The GW Writing Center is holding a “writer’s support group” once a week this semester for a group of up to 10 students to share tips to overcome issues they face with writing. Officials said the program gives students an opportunity to learn from and offer advice to peers with similar types of writing assignments.

Carol Hayes, the director of the writing center and an assistant professor of writing, said students who use the writing center’s services typically set up an appointment with a single mentor who reads through the student’s work and answers individual questions about writing. She said the group model will differ by allowing students to collaborate and brainstorm with their peers about shared problems involving writing.

“The idea was to create a group that would be facilitated by the writing center but that is student-directed,” Hayes said. “So the students who go into the group share their writing experiences and their goals and definitely work together.”

She said students in the support group will also meet individually with a center consultant for shorter periods of time than a typical writing center appointment, which lasts 25 or 50 minutes, according to the writing center’s website.

Hayes said the group formed after an undergraduate student requested a “sustained, supportive” writing group to continuously help the same students through regularly scheduled meetings. After piloting the group late last semester, she said leaders of the center decided to continue the meetings weekly for a full semester this year.

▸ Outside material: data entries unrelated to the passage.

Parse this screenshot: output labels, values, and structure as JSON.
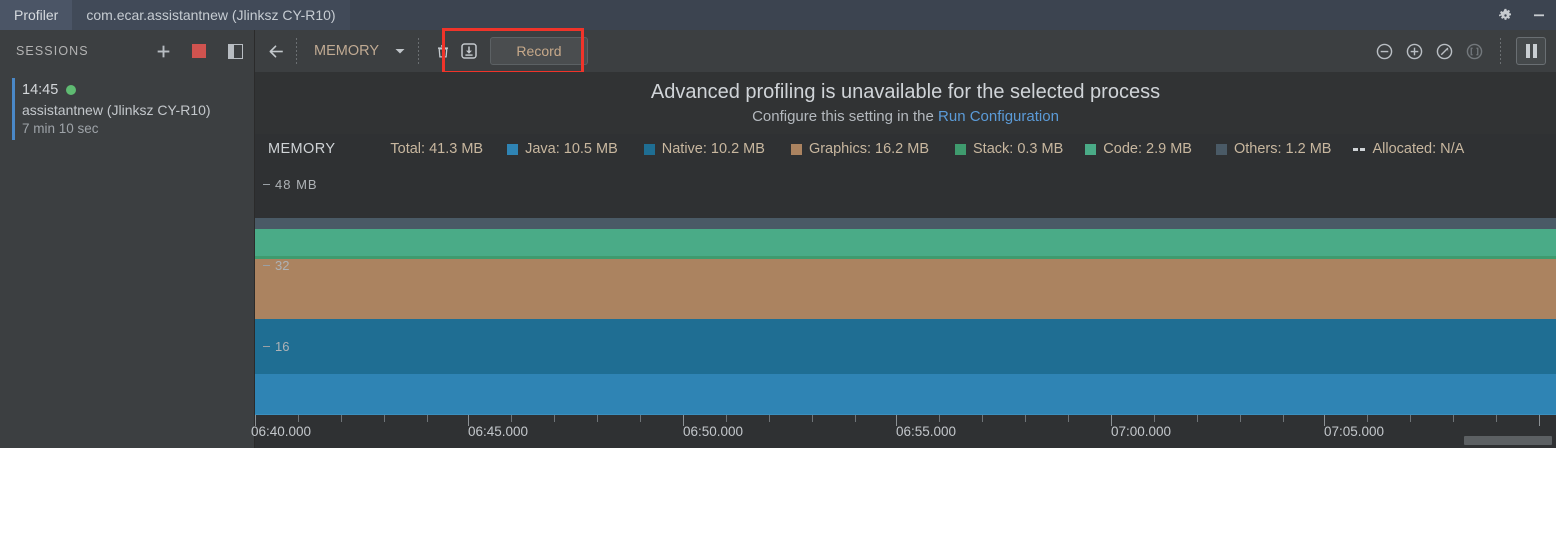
{
  "window": {
    "tabs": [
      {
        "label": "Profiler",
        "state": "active"
      },
      {
        "label": "com.ecar.assistantnew (Jlinksz CY-R10)",
        "state": "process"
      }
    ],
    "settings_icon": "gear-icon",
    "minimize_icon": "minimize-icon"
  },
  "sessions": {
    "title": "SESSIONS",
    "add_label": "+",
    "stop_label": "stop-icon",
    "split_label": "split-pane-icon",
    "items": [
      {
        "time": "14:45",
        "name": "assistantnew (Jlinksz CY-R10)",
        "duration": "7 min 10 sec",
        "live": true
      }
    ]
  },
  "toolbar": {
    "back_label": "back-arrow",
    "stage_selector": "MEMORY",
    "dropdown_label": "chevron-down",
    "trash_label": "trash-icon",
    "export_label": "export-icon",
    "record_label": "Record",
    "zoom_out_label": "zoom-out-icon",
    "zoom_in_label": "zoom-in-icon",
    "reset_zoom_label": "reset-zoom-icon",
    "attach_label": "attach-live-icon",
    "pause_label": "pause-icon",
    "highlight_color": "#f0342a"
  },
  "notice": {
    "main": "Advanced profiling is unavailable for the selected process",
    "sub_prefix": "Configure this setting in the ",
    "link": "Run Configuration"
  },
  "legend": {
    "title": "MEMORY",
    "total": "Total: 41.3 MB",
    "items": [
      {
        "label": "Java: 10.5 MB",
        "color": "#2f84b4"
      },
      {
        "label": "Native: 10.2 MB",
        "color": "#1f6e93"
      },
      {
        "label": "Graphics: 16.2 MB",
        "color": "#ab8360"
      },
      {
        "label": "Stack: 0.3 MB",
        "color": "#3f9b6e"
      },
      {
        "label": "Code: 2.9 MB",
        "color": "#4aab87"
      },
      {
        "label": "Others: 1.2 MB",
        "color": "#4a5a66"
      }
    ],
    "allocated": "Allocated: N/A"
  },
  "chart_data": {
    "type": "area",
    "title": "MEMORY",
    "ylabel": "MB",
    "xlabel": "",
    "ylim": [
      0,
      56
    ],
    "yticks": [
      {
        "value": 48,
        "label": "48 MB"
      },
      {
        "value": 32,
        "label": "32"
      },
      {
        "value": 16,
        "label": "16"
      }
    ],
    "grid": false,
    "legend_position": "top",
    "stack_order": [
      "Java",
      "Native",
      "Graphics",
      "Stack",
      "Code",
      "Others"
    ],
    "x": [
      "06:40.000",
      "06:45.000",
      "06:50.000",
      "06:55.000",
      "07:00.000",
      "07:05.000"
    ],
    "xticklabels": [
      "06:40.000",
      "06:45.000",
      "06:50.000",
      "06:55.000",
      "07:00.000",
      "07:05.000"
    ],
    "series": [
      {
        "name": "Java",
        "color": "#2f84b4",
        "value": 10.5,
        "values": [
          10.5,
          10.5,
          10.5,
          10.5,
          10.5,
          10.5
        ]
      },
      {
        "name": "Native",
        "color": "#1f6e93",
        "value": 10.2,
        "values": [
          10.2,
          10.2,
          10.2,
          10.2,
          10.2,
          10.2
        ]
      },
      {
        "name": "Graphics",
        "color": "#ab8360",
        "value": 16.2,
        "values": [
          16.2,
          16.2,
          16.2,
          16.2,
          16.2,
          16.2
        ]
      },
      {
        "name": "Stack",
        "color": "#3f9b6e",
        "value": 0.3,
        "values": [
          0.3,
          0.3,
          0.3,
          0.3,
          0.3,
          0.3
        ]
      },
      {
        "name": "Code",
        "color": "#4aab87",
        "value": 2.9,
        "values": [
          2.9,
          2.9,
          2.9,
          2.9,
          2.9,
          2.9
        ]
      },
      {
        "name": "Others",
        "color": "#4a5a66",
        "value": 1.2,
        "values": [
          1.2,
          1.2,
          1.2,
          1.2,
          1.2,
          1.2
        ]
      }
    ],
    "total": 41.3
  },
  "axis_labels": {
    "y48": "48 MB",
    "y32": "32",
    "y16": "16",
    "t0": "06:40.000",
    "t1": "06:45.000",
    "t2": "06:50.000",
    "t3": "06:55.000",
    "t4": "07:00.000",
    "t5": "07:05.000"
  }
}
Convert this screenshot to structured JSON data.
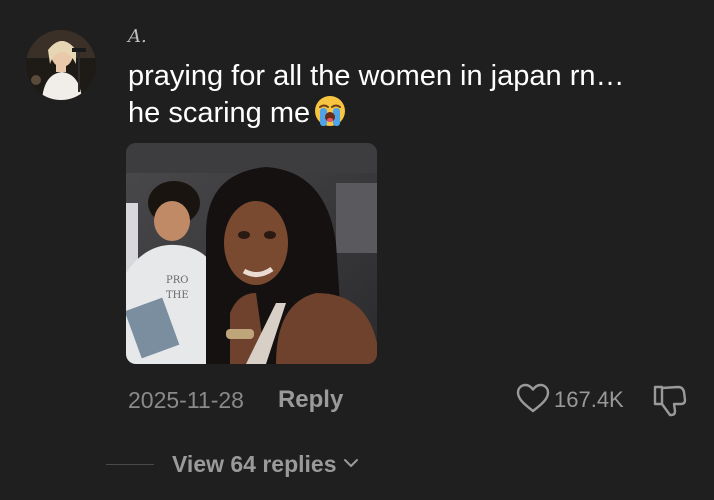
{
  "comment": {
    "username": "A.",
    "text_line1": "praying for all the women in japan rn…",
    "text_line2": "he scaring me",
    "emoji": "loudly-crying-face-emoji",
    "date": "2025-11-28",
    "reply_label": "Reply",
    "like_count": "167.4K",
    "view_replies_label": "View 64 replies"
  },
  "icons": {
    "like": "heart-outline-icon",
    "dislike": "thumbs-down-outline-icon",
    "expand": "chevron-down-icon"
  },
  "colors": {
    "background": "#1f1f1f",
    "text_primary": "#ffffff",
    "text_secondary": "#8a8a8a",
    "action_gray": "#9a9a9a"
  }
}
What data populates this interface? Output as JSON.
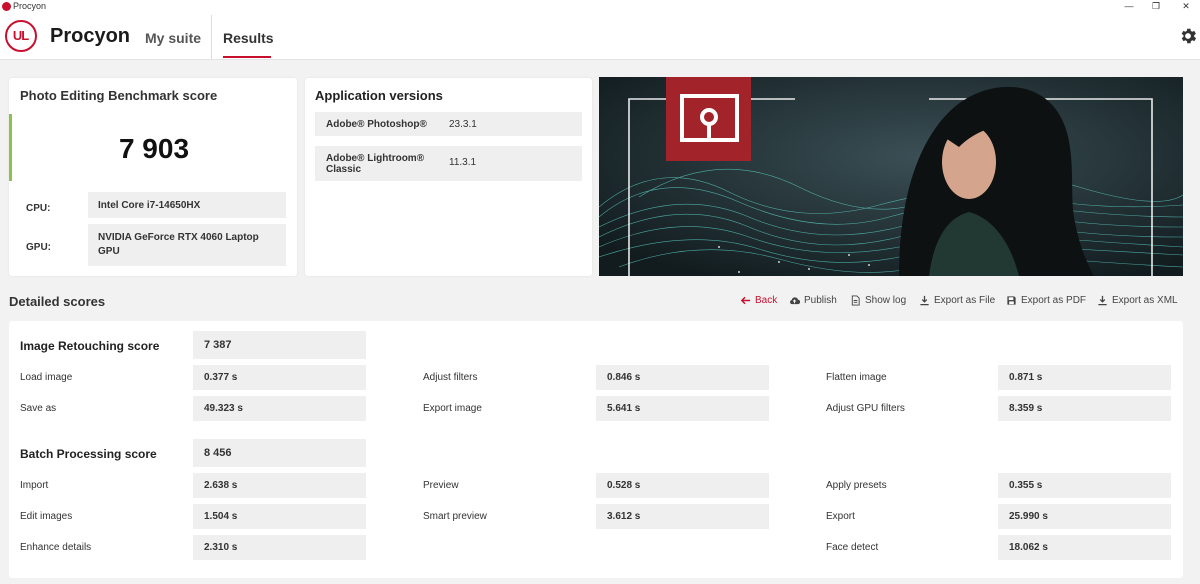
{
  "window": {
    "title": "Procyon",
    "controls": [
      "—",
      "❐",
      "✕"
    ]
  },
  "nav": {
    "logo_text": "UL",
    "brand": "Procyon",
    "tabs": [
      {
        "label": "My suite"
      },
      {
        "label": "Results"
      }
    ],
    "active_tab": "Results",
    "settings_icon": "gear-icon"
  },
  "score_card": {
    "title": "Photo Editing Benchmark score",
    "score": "7 903",
    "cpu_label": "CPU:",
    "cpu_value": "Intel Core i7-14650HX",
    "gpu_label": "GPU:",
    "gpu_value": "NVIDIA GeForce RTX 4060 Laptop GPU",
    "accent_color": "#8bc34a"
  },
  "versions": {
    "title": "Application versions",
    "rows": [
      {
        "name": "Adobe® Photoshop®",
        "version": "23.3.1"
      },
      {
        "name": "Adobe® Lightroom® Classic",
        "version": "11.3.1"
      }
    ]
  },
  "detailed": {
    "title": "Detailed scores",
    "actions": [
      {
        "label": "Back",
        "icon": "arrow-left-icon"
      },
      {
        "label": "Publish",
        "icon": "cloud-upload-icon"
      },
      {
        "label": "Show log",
        "icon": "document-icon"
      },
      {
        "label": "Export as File",
        "icon": "download-icon"
      },
      {
        "label": "Export as PDF",
        "icon": "save-icon"
      },
      {
        "label": "Export as XML",
        "icon": "download-icon"
      }
    ],
    "groups": [
      {
        "label": "Image Retouching score",
        "score": "7 387",
        "rows": [
          [
            {
              "label": "Load image",
              "value": "0.377 s"
            },
            {
              "label": "Adjust filters",
              "value": "0.846 s"
            },
            {
              "label": "Flatten image",
              "value": "0.871 s"
            }
          ],
          [
            {
              "label": "Save as",
              "value": "49.323 s"
            },
            {
              "label": "Export image",
              "value": "5.641 s"
            },
            {
              "label": "Adjust GPU filters",
              "value": "8.359 s"
            }
          ]
        ]
      },
      {
        "label": "Batch Processing score",
        "score": "8 456",
        "rows": [
          [
            {
              "label": "Import",
              "value": "2.638 s"
            },
            {
              "label": "Preview",
              "value": "0.528 s"
            },
            {
              "label": "Apply presets",
              "value": "0.355 s"
            }
          ],
          [
            {
              "label": "Edit images",
              "value": "1.504 s"
            },
            {
              "label": "Smart preview",
              "value": "3.612 s"
            },
            {
              "label": "Export",
              "value": "25.990 s"
            }
          ],
          [
            {
              "label": "Enhance details",
              "value": "2.310 s"
            },
            {
              "label": "",
              "value": ""
            },
            {
              "label": "Face detect",
              "value": "18.062 s"
            }
          ]
        ]
      }
    ]
  },
  "colors": {
    "brand_red": "#c8102e",
    "panel_bg": "#efefef",
    "page_bg": "#f2f2f2"
  }
}
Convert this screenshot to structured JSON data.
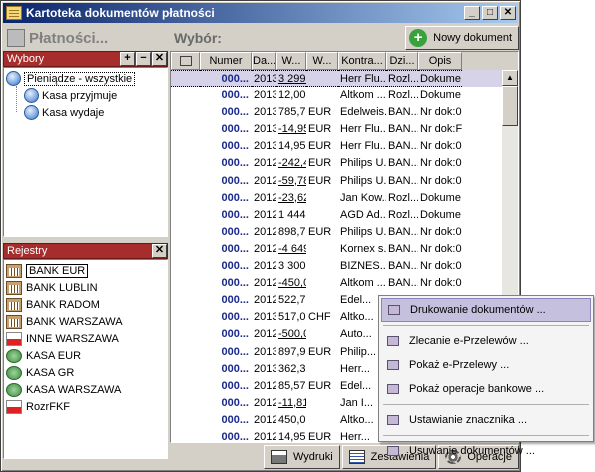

Hayes said the first meeting of the semester was held last week for students who applied through the writing center’s sign-up link.

She said the center currently has enough students for one class, which is capped at eight to 10 students, but more groups will be created throughout the semester depending on the level of student interest. She said students can create personal objectives for themselves other than improving a specific piece of writing, which would be their main focus in an individual center appointment.

“In the writing center support group, it’s more about each writer setting their own goals and talking about challenges they may be facing with the group,” Hayes said.

Kate Kramer, the writing center consultant who runs the sessions, said the sessions have a “flexible structure to fit the needs of every individual student.” She said students will share their frustrations with current writing assignments, discuss their thoughts on writing prompts and ask questions about their anxieties with writing during the first hour.

“The goal during this hour is to encourage individuals to feel comfortable voicing their writing anxieties while also providing a diverse and constructive work environment to discuss various ideas and concerns with their peers,” Kramer said in an email.

She said students will work on their writing assignments during the second hour and ask her any questions they have.

Kramer added that for students, meeting with the same consultant for two hours every week is beneficial because the consultant has the opportunity to develop a consistent knowledge of the student’s writing abilities. She said she hopes students will gradually develop an understanding of their specific writing needs.

“Throughout the course of a semester, I am able to watch them grow and adapt to various assignments and challenges due to the consistency that the support group provides,” Kramer said.

Writing and language arts experts said the service, along with the writing center’s traditional resources, will give students the advanced writing skills they need and more choices to determine which writing support works best for them.

Jay Simmons, a former professor of language arts and literature at the University of Massachusetts at Lowell, said he “consistently” found that students’ grades on their writing improved more significantly when they received feedback from peers, based on research he has conducted throughout his career.

Simmons said one reason why collaborating with peers is more valuable than with a single mentor is because the participants are working with students who are actively striving to improve through continuously writing throughout the semester, which he said is a “key” aspect of strengthening skills.

“You’ve got to be building better writers, which is more of a process of shaping attitudes and habits, as opposed to simply fixing particular issues and paper in front of them,” Simmons said.

Linda Adler-Kassner, a professor of writing studies at the University of California at Santa Barbara, said granting students the option to choose between an individual and a group meeting will let them make a choice about which option is best for them based on their own academic needs.

“Providing opportunities for individual and group consultation on writing are both important, since writers’ needs and goals can vary,” she said in an email.